Yemen's civil conflict between the Saudi-backed Yemeni government of Abd Rabboh Mansour Hadi and Iran-aligned Houthi rebel forces shows no sign of stopping even as important Yemeni coalition partners like the United Arab Emirates are readjusting their force posture in the country.
Yemen's Houthi rebel forces killed at least 40 people Aug. 1 in a complex attack on a military parade in the port city of Aden involving a ballistic missile and drone. The victims included members of the Security Belt, a local force trained and supported by the United Arab Emirates. Eyewitnesses said the ballistic missile struck directly behind the speaker's dais after a general had just concluded a speech. The Houthis said they used a medium-range ballistic missile and an explosives-laden Qasef-2K drone to conduct the attack, which killed Brig. Gen. Monier al Yafie.
Why It Matters
Tactically, the incident highlights the Houthis' ability to launch sophisticated and deadly attacks throughout Yemen. Its coordinated nature establishes that the Houthis are becoming more proficient at executing attacks using ballistic missiles and drones, capabilities the Houthis have and will use in future attacks in Yemen and Saudi Arabia. Hitting a military parade in progress and a speaker's dais shows the Houthis managed to collect actionable intelligence in Aden.
The Houthis might be trying to show their ongoing ability to challenge the Saudi-led coalition in a bid to undermine U.N.-backed political negotiations.

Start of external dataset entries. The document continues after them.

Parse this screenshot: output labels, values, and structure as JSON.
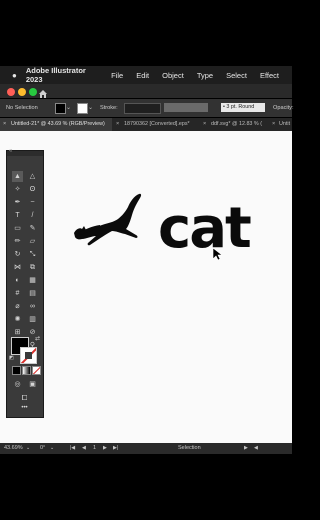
{
  "menubar": {
    "apple": "",
    "app_name": "Adobe Illustrator 2023",
    "items": [
      "File",
      "Edit",
      "Object",
      "Type",
      "Select",
      "Effect"
    ]
  },
  "control_bar": {
    "selection_label": "No Selection",
    "stroke_label": "Stroke:",
    "brush_label": "3 pt. Round",
    "opacity_label": "Opacity:"
  },
  "tabs": [
    {
      "label": "Untitled-21* @ 43.69 % (RGB/Preview)",
      "active": true
    },
    {
      "label": "18790362 [Converted].eps*"
    },
    {
      "label": "ddf.svg* @ 12.83 % ("
    },
    {
      "label": "Untit"
    }
  ],
  "canvas": {
    "logo_text": "cat"
  },
  "status": {
    "zoom": "43.69%",
    "angle": "0°",
    "artboard": "1",
    "tool": "Selection"
  },
  "colors": {
    "accent_red": "#d9302c",
    "panel": "#323232",
    "canvas": "#fafafa"
  }
}
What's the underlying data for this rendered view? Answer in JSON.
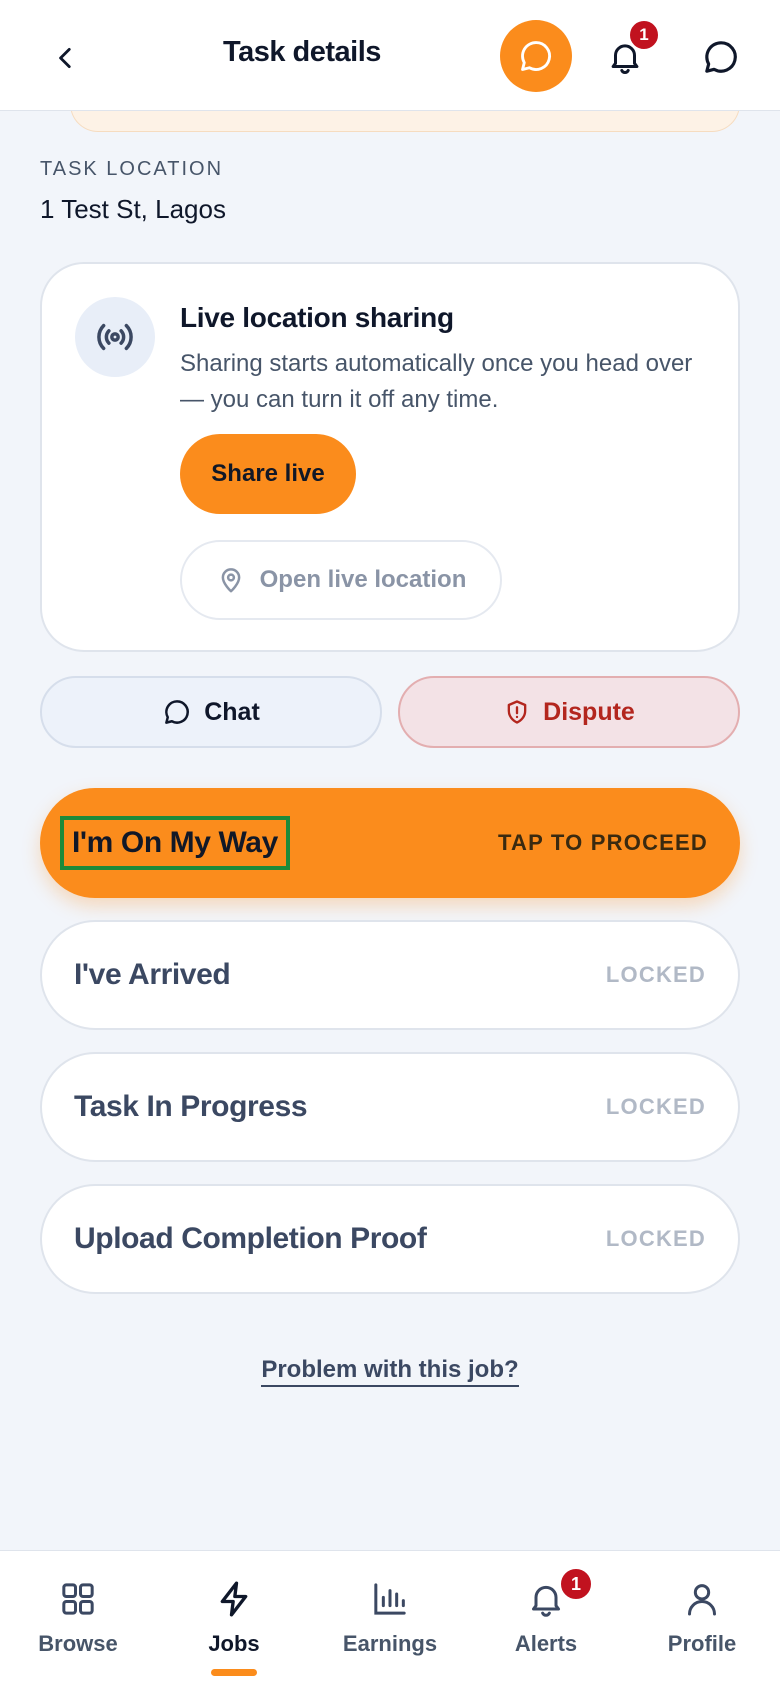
{
  "header": {
    "title": "Task details",
    "notification_count": "1"
  },
  "location": {
    "label": "TASK LOCATION",
    "value": "1 Test St, Lagos"
  },
  "live_sharing": {
    "title": "Live location sharing",
    "description": "Sharing starts automatically once you head over — you can turn it off any time.",
    "share_label": "Share live",
    "open_label": "Open live location"
  },
  "actions": {
    "chat_label": "Chat",
    "dispute_label": "Dispute"
  },
  "steps": [
    {
      "label": "I'm On My Way",
      "status": "TAP TO PROCEED"
    },
    {
      "label": "I've Arrived",
      "status": "LOCKED"
    },
    {
      "label": "Task In Progress",
      "status": "LOCKED"
    },
    {
      "label": "Upload Completion Proof",
      "status": "LOCKED"
    }
  ],
  "problem_link": "Problem with this job?",
  "nav": {
    "items": [
      {
        "label": "Browse",
        "icon": "grid-icon"
      },
      {
        "label": "Jobs",
        "icon": "lightning-icon"
      },
      {
        "label": "Earnings",
        "icon": "bar-chart-icon"
      },
      {
        "label": "Alerts",
        "icon": "bell-icon"
      },
      {
        "label": "Profile",
        "icon": "user-icon"
      }
    ],
    "active": "Jobs",
    "alerts_count": "1"
  },
  "colors": {
    "accent": "#fb8c1c",
    "danger": "#b3261e",
    "badge": "#c1121f",
    "background": "#f2f5fa"
  }
}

Politically, the attack is notable as a Houthi effort to return to the Aden theater in a big way. While tribal, criminal and jihadist violence is commonplace in the port city, Houthi forces have not been able to conduct such a significant attack on Saudi coalition-led Yemeni forces there since the Houthis' 2015 expulsion from Aden. The Houthis might be trying to show their ongoing ability to challenge the Saudi-led coalition in a bid to undermine U.N.-backed political negotiations, which tend to favor the internationally-backed Yemeni government and Saudi-led coalition. The attack could also have represented a bid to test how well the Emiratis — who recently withdrew their forces from parts of Yemen — can hold together the loose umbrella of coalition forces fighting for the Yemeni government. It could also have aimed to undermine the morale of coalition forces in the wake of the Emirati withdrawals.
The attack took place in the heart of the zone of influence of the Southern Transitional Council, a separatist group typically aligned with the central Yemeni government in the fight against Houthi rebels, and with strong political ties to the United Arab Emirates. In killing the council-aligned al Yafie, the Houthis might now face retaliation from the southern separatist group, though the group so far has urged its followers to exercise patience.
Houthis lost control of Aden to Gulf Cooperation Council-backed Yemeni coalition forces in 2015 after several months of holding the strategic port city, Yemen's second-most important commercial center after the capital, Sanaa. Since 2015, Houthi attacks there had not been nearly as deadly as their Aug. 1 attack. For example, a ballistic missile launched by Houthis in September 2018 was intercepted in the city, causing no casualties. The first Houthi drone attack on the coalition base in Aden was thwarted in July 2018 when coalition forces downed the drone. Overall, the Houthis have significantly increased their drone attacks across Yemen in 2019, including a January attack targeting another military parade in southwestern Lahij province and over 30 attacks in Saudi Arabia.